Task requirements - Reproduce the listing in full. Keep every character unchanged.

Records shown -

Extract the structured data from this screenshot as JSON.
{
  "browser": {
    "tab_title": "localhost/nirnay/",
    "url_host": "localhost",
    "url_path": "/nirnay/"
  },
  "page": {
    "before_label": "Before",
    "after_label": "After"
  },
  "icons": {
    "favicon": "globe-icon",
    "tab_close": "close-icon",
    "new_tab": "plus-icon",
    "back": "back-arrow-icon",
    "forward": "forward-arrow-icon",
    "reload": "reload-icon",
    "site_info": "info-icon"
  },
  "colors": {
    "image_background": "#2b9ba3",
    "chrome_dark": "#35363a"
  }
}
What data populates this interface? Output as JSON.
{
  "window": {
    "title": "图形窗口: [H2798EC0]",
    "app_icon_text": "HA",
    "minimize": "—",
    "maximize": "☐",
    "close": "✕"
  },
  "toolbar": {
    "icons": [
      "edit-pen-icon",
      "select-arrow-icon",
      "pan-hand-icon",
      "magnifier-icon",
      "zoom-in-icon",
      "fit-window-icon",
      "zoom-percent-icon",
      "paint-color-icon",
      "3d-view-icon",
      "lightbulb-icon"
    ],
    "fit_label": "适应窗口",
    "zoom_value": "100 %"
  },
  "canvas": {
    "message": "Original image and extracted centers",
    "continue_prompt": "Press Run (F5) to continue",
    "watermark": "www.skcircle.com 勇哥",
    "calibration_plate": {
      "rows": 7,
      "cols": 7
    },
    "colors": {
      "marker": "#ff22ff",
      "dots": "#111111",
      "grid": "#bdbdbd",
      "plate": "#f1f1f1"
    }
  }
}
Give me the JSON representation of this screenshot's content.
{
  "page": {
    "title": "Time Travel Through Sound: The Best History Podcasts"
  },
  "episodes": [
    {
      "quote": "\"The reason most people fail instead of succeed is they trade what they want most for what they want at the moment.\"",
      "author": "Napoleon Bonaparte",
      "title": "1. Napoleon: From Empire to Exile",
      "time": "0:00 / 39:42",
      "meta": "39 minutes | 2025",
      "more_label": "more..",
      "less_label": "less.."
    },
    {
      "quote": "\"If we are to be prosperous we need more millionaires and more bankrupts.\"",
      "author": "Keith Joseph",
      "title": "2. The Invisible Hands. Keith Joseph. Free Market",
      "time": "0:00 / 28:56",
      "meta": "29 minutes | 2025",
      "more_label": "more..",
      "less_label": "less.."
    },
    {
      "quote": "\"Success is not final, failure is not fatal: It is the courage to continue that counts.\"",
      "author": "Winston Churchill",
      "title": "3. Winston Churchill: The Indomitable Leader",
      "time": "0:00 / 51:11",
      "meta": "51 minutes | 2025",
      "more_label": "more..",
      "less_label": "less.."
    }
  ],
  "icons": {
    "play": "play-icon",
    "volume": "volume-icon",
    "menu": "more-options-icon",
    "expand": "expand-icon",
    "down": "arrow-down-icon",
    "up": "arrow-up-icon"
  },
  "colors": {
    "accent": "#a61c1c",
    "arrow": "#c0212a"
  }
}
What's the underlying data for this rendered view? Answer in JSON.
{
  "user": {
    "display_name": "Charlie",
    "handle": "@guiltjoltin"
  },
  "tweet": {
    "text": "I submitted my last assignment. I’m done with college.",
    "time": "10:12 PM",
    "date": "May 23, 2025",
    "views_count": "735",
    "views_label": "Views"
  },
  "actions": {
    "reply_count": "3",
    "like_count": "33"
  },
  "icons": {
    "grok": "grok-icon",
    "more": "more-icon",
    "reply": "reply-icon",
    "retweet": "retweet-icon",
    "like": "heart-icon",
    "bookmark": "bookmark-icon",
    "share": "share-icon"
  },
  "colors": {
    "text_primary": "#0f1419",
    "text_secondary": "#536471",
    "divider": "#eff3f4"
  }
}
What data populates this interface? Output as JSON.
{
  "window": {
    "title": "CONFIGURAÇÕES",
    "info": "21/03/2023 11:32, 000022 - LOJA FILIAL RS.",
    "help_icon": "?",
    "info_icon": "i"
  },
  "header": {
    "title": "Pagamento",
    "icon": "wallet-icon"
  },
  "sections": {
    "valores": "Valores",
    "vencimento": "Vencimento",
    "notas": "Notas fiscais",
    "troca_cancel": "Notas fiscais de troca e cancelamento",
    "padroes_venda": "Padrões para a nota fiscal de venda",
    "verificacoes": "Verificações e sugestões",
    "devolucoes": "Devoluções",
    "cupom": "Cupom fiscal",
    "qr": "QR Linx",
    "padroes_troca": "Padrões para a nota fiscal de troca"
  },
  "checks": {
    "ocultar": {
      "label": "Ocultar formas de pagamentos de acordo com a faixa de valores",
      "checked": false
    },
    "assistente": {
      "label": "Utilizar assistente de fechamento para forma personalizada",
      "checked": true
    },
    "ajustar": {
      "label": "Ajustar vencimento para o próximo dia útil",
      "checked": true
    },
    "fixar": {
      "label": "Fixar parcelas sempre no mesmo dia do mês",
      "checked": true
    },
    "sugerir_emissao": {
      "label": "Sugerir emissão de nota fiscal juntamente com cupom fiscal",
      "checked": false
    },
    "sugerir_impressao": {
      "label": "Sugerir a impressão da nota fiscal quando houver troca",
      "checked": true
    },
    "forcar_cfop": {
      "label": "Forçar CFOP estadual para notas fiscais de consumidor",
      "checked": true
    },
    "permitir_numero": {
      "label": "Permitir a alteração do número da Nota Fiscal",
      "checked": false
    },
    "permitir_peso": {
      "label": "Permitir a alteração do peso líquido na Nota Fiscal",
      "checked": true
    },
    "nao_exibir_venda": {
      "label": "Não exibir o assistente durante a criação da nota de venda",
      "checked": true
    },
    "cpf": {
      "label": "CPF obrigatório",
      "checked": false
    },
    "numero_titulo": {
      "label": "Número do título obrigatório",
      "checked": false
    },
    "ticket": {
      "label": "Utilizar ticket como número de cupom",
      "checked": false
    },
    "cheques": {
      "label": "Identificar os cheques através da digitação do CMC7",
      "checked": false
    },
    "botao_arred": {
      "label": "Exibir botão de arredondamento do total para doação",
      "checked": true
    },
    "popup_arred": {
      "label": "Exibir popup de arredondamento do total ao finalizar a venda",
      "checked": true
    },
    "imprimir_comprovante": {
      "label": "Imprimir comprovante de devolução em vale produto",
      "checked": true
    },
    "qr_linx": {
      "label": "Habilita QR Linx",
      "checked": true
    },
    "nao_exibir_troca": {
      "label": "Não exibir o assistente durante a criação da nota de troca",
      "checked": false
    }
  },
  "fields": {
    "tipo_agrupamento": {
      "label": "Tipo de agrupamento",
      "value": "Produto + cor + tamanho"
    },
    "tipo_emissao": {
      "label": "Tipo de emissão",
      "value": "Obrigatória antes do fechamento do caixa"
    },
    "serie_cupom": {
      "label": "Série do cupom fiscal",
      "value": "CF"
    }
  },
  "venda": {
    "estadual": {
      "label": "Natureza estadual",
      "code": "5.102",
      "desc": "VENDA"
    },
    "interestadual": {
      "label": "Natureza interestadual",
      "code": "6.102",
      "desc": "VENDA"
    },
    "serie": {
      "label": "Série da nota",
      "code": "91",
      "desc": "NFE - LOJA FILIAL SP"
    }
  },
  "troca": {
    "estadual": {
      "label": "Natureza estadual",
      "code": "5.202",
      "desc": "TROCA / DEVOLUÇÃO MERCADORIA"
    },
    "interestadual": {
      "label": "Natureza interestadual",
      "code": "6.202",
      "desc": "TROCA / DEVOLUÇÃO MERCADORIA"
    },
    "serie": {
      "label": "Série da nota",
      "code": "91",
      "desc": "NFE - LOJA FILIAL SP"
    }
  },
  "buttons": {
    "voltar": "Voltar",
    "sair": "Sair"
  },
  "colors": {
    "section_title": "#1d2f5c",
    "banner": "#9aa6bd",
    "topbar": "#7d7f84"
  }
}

Answer to the problem -
Extract the structured data from this screenshot as JSON.
{
  "browser": {
    "tab_title": "localhost/nirnay/",
    "url_host": "localhost",
    "url_path": "/nirnay/"
  },
  "page": {
    "before_label": "Before",
    "after_label": "After"
  },
  "icons": {
    "favicon": "globe-icon",
    "tab_close": "close-icon",
    "new_tab": "plus-icon",
    "back": "back-arrow-icon",
    "forward": "forward-arrow-icon",
    "reload": "reload-icon",
    "site_info": "info-icon"
  },
  "colors": {
    "image_background": "#2b9ba3",
    "chrome_dark": "#35363a"
  }
}
What data populates this interface? Output as JSON.
{
  "window": {
    "title": "图形窗口: [H2798EC0]",
    "app_icon_text": "HA",
    "minimize": "—",
    "maximize": "☐",
    "close": "✕"
  },
  "toolbar": {
    "icons": [
      "edit-pen-icon",
      "select-arrow-icon",
      "pan-hand-icon",
      "magnifier-icon",
      "zoom-in-icon",
      "fit-window-icon",
      "zoom-percent-icon",
      "paint-color-icon",
      "3d-view-icon",
      "lightbulb-icon"
    ],
    "fit_label": "适应窗口",
    "zoom_value": "100 %"
  },
  "canvas": {
    "message": "Original image and extracted centers",
    "continue_prompt": "Press Run (F5) to continue",
    "watermark": "www.skcircle.com 勇哥",
    "calibration_plate": {
      "rows": 7,
      "cols": 7
    },
    "colors": {
      "marker": "#ff22ff",
      "dots": "#111111",
      "grid": "#bdbdbd",
      "plate": "#f1f1f1"
    }
  }
}
Give me the JSON representation of this screenshot's content.
{
  "page": {
    "title": "Time Travel Through Sound: The Best History Podcasts"
  },
  "episodes": [
    {
      "quote": "\"The reason most people fail instead of succeed is they trade what they want most for what they want at the moment.\"",
      "author": "Napoleon Bonaparte",
      "title": "1. Napoleon: From Empire to Exile",
      "time": "0:00 / 39:42",
      "meta": "39 minutes | 2025",
      "more_label": "more..",
      "less_label": "less.."
    },
    {
      "quote": "\"If we are to be prosperous we need more millionaires and more bankrupts.\"",
      "author": "Keith Joseph",
      "title": "2. The Invisible Hands. Keith Joseph. Free Market",
      "time": "0:00 / 28:56",
      "meta": "29 minutes | 2025",
      "more_label": "more..",
      "less_label": "less.."
    },
    {
      "quote": "\"Success is not final, failure is not fatal: It is the courage to continue that counts.\"",
      "author": "Winston Churchill",
      "title": "3. Winston Churchill: The Indomitable Leader",
      "time": "0:00 / 51:11",
      "meta": "51 minutes | 2025",
      "more_label": "more..",
      "less_label": "less.."
    }
  ],
  "icons": {
    "play": "play-icon",
    "volume": "volume-icon",
    "menu": "more-options-icon",
    "expand": "expand-icon",
    "down": "arrow-down-icon",
    "up": "arrow-up-icon"
  },
  "colors": {
    "accent": "#a61c1c",
    "arrow": "#c0212a"
  }
}
What's the underlying data for this rendered view? Answer in JSON.
{
  "user": {
    "display_name": "Charlie",
    "handle": "@guiltjoltin"
  },
  "tweet": {
    "text": "I submitted my last assignment. I’m done with college.",
    "time": "10:12 PM",
    "date": "May 23, 2025",
    "views_count": "735",
    "views_label": "Views"
  },
  "actions": {
    "reply_count": "3",
    "like_count": "33"
  },
  "icons": {
    "grok": "grok-icon",
    "more": "more-icon",
    "reply": "reply-icon",
    "retweet": "retweet-icon",
    "like": "heart-icon",
    "bookmark": "bookmark-icon",
    "share": "share-icon"
  },
  "colors": {
    "text_primary": "#0f1419",
    "text_secondary": "#536471",
    "divider": "#eff3f4"
  }
}
What data populates this interface? Output as JSON.
{
  "window": {
    "title": "CONFIGURAÇÕES",
    "info": "21/03/2023 11:32, 000022 - LOJA FILIAL RS.",
    "help_icon": "?",
    "info_icon": "i"
  },
  "header": {
    "title": "Pagamento",
    "icon": "wallet-icon"
  },
  "sections": {
    "valores": "Valores",
    "vencimento": "Vencimento",
    "notas": "Notas fiscais",
    "troca_cancel": "Notas fiscais de troca e cancelamento",
    "padroes_venda": "Padrões para a nota fiscal de venda",
    "verificacoes": "Verificações e sugestões",
    "devolucoes": "Devoluções",
    "cupom": "Cupom fiscal",
    "qr": "QR Linx",
    "padroes_troca": "Padrões para a nota fiscal de troca"
  },
  "checks": {
    "ocultar": {
      "label": "Ocultar formas de pagamentos de acordo com a faixa de valores",
      "checked": false
    },
    "assistente": {
      "label": "Utilizar assistente de fechamento para forma personalizada",
      "checked": true
    },
    "ajustar": {
      "label": "Ajustar vencimento para o próximo dia útil",
      "checked": true
    },
    "fixar": {
      "label": "Fixar parcelas sempre no mesmo dia do mês",
      "checked": true
    },
    "sugerir_emissao": {
      "label": "Sugerir emissão de nota fiscal juntamente com cupom fiscal",
      "checked": false
    },
    "sugerir_impressao": {
      "label": "Sugerir a impressão da nota fiscal quando houver troca",
      "checked": true
    },
    "forcar_cfop": {
      "label": "Forçar CFOP estadual para notas fiscais de consumidor",
      "checked": true
    },
    "permitir_numero": {
      "label": "Permitir a alteração do número da Nota Fiscal",
      "checked": false
    },
    "permitir_peso": {
      "label": "Permitir a alteração do peso líquido na Nota Fiscal",
      "checked": true
    },
    "nao_exibir_venda": {
      "label": "Não exibir o assistente durante a criação da nota de venda",
      "checked": true
    },
    "cpf": {
      "label": "CPF obrigatório",
      "checked": false
    },
    "numero_titulo": {
      "label": "Número do título obrigatório",
      "checked": false
    },
    "ticket": {
      "label": "Utilizar ticket como número de cupom",
      "checked": false
    },
    "cheques": {
      "label": "Identificar os cheques através da digitação do CMC7",
      "checked": false
    },
    "botao_arred": {
      "label": "Exibir botão de arredondamento do total para doação",
      "checked": true
    },
    "popup_arred": {
      "label": "Exibir popup de arredondamento do total ao finalizar a venda",
      "checked": true
    },
    "imprimir_comprovante": {
      "label": "Imprimir comprovante de devolução em vale produto",
      "checked": true
    },
    "qr_linx": {
      "label": "Habilita QR Linx",
      "checked": true
    },
    "nao_exibir_troca": {
      "label": "Não exibir o assistente durante a criação da nota de troca",
      "checked": false
    }
  },
  "fields": {
    "tipo_agrupamento": {
      "label": "Tipo de agrupamento",
      "value": "Produto + cor + tamanho"
    },
    "tipo_emissao": {
      "label": "Tipo de emissão",
      "value": "Obrigatória antes do fechamento do caixa"
    },
    "serie_cupom": {
      "label": "Série do cupom fiscal",
      "value": "CF"
    }
  },
  "venda": {
    "estadual": {
      "label": "Natureza estadual",
      "code": "5.102",
      "desc": "VENDA"
    },
    "interestadual": {
      "label": "Natureza interestadual",
      "code": "6.102",
      "desc": "VENDA"
    },
    "serie": {
      "label": "Série da nota",
      "code": "91",
      "desc": "NFE - LOJA FILIAL SP"
    }
  },
  "troca": {
    "estadual": {
      "label": "Natureza estadual",
      "code": "5.202",
      "desc": "TROCA / DEVOLUÇÃO MERCADORIA"
    },
    "interestadual": {
      "label": "Natureza interestadual",
      "code": "6.202",
      "desc": "TROCA / DEVOLUÇÃO MERCADORIA"
    },
    "serie": {
      "label": "Série da nota",
      "code": "91",
      "desc": "NFE - LOJA FILIAL SP"
    }
  },
  "buttons": {
    "voltar": "Voltar",
    "sair": "Sair"
  },
  "colors": {
    "section_title": "#1d2f5c",
    "banner": "#9aa6bd",
    "topbar": "#7d7f84"
  }
}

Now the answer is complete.